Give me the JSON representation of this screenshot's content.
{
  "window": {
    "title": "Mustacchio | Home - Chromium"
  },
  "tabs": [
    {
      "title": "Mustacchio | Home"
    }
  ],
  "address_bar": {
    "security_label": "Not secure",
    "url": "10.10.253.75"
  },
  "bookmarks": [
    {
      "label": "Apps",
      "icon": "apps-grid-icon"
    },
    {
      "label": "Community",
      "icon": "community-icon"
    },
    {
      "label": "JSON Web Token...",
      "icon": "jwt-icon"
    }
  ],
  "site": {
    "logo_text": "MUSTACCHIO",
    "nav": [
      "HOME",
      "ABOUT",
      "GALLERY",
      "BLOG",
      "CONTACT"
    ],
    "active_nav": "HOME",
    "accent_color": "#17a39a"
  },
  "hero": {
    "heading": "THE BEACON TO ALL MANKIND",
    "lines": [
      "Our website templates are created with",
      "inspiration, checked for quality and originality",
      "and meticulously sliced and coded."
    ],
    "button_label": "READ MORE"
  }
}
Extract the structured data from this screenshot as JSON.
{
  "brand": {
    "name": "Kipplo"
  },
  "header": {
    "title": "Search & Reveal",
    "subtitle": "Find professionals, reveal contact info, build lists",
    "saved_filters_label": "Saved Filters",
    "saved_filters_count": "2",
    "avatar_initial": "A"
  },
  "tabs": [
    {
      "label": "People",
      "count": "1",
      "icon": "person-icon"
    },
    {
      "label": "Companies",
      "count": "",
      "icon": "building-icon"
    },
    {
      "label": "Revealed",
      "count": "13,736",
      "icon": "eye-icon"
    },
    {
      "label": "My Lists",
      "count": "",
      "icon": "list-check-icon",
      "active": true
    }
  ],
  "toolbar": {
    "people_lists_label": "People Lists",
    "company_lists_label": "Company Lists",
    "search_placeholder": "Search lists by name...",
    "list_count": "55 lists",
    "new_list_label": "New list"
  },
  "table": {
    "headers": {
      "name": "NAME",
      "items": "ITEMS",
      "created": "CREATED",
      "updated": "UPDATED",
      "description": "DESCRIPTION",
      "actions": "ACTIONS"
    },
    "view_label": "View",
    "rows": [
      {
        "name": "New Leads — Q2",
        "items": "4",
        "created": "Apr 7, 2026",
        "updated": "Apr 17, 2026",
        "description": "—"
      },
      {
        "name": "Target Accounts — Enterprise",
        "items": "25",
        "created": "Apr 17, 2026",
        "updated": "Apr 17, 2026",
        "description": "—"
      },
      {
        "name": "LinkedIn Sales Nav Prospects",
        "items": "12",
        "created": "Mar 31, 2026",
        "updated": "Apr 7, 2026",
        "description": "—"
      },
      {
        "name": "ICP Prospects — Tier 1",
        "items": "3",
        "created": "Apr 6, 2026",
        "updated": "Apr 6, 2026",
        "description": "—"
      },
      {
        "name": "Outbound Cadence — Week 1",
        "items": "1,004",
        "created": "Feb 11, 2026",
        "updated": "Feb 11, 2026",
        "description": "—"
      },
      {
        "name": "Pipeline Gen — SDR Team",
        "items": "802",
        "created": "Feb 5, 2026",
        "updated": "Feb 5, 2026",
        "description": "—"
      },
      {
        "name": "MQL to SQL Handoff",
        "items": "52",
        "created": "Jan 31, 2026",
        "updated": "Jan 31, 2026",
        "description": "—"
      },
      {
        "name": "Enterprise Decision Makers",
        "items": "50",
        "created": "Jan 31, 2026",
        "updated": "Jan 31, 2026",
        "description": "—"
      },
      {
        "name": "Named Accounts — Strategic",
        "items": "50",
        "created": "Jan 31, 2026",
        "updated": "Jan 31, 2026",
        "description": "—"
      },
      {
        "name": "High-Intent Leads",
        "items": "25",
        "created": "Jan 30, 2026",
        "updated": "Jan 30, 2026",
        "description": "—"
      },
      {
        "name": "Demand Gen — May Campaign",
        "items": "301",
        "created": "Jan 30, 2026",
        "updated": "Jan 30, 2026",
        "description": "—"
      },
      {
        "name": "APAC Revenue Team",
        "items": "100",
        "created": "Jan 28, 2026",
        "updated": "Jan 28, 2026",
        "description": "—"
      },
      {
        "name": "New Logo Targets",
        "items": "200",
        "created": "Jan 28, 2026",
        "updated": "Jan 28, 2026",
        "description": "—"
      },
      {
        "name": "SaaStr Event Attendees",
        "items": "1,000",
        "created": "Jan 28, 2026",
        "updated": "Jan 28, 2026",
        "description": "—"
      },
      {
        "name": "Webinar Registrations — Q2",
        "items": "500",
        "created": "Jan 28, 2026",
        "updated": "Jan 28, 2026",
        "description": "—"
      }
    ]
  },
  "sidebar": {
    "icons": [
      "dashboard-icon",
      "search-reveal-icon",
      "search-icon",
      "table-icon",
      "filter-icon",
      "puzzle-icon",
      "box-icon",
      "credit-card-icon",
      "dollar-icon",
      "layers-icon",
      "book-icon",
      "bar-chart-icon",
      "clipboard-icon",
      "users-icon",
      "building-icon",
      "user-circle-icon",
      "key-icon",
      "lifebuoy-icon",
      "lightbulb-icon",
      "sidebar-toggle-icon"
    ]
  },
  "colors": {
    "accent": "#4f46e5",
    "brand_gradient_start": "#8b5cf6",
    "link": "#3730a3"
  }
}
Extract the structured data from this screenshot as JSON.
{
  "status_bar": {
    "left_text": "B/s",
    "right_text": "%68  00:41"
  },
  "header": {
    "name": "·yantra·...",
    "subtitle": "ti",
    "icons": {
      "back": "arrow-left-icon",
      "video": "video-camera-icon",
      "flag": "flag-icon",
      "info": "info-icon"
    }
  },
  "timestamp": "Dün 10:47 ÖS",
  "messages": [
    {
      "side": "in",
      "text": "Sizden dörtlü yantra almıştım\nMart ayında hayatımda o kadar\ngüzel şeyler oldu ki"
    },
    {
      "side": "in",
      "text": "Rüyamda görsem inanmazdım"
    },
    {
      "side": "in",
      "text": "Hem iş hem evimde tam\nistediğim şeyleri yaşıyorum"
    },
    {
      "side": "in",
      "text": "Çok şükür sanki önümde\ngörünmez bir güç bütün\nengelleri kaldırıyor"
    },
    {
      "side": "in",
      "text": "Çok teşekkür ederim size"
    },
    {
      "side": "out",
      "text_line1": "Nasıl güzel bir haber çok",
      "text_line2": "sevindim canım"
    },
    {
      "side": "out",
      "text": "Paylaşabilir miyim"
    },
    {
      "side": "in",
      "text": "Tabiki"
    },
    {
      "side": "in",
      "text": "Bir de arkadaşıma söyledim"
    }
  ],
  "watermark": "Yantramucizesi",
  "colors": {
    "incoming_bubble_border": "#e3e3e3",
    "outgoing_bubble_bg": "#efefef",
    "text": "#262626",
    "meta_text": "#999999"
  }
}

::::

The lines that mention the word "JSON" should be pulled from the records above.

**Task answer:**
Give me the JSON representation of this screenshot's content.
      "label": "JSON Web Token...",
Extract the structured data from this screenshot as JSON.
Extract the structured data from this screenshot as JSON.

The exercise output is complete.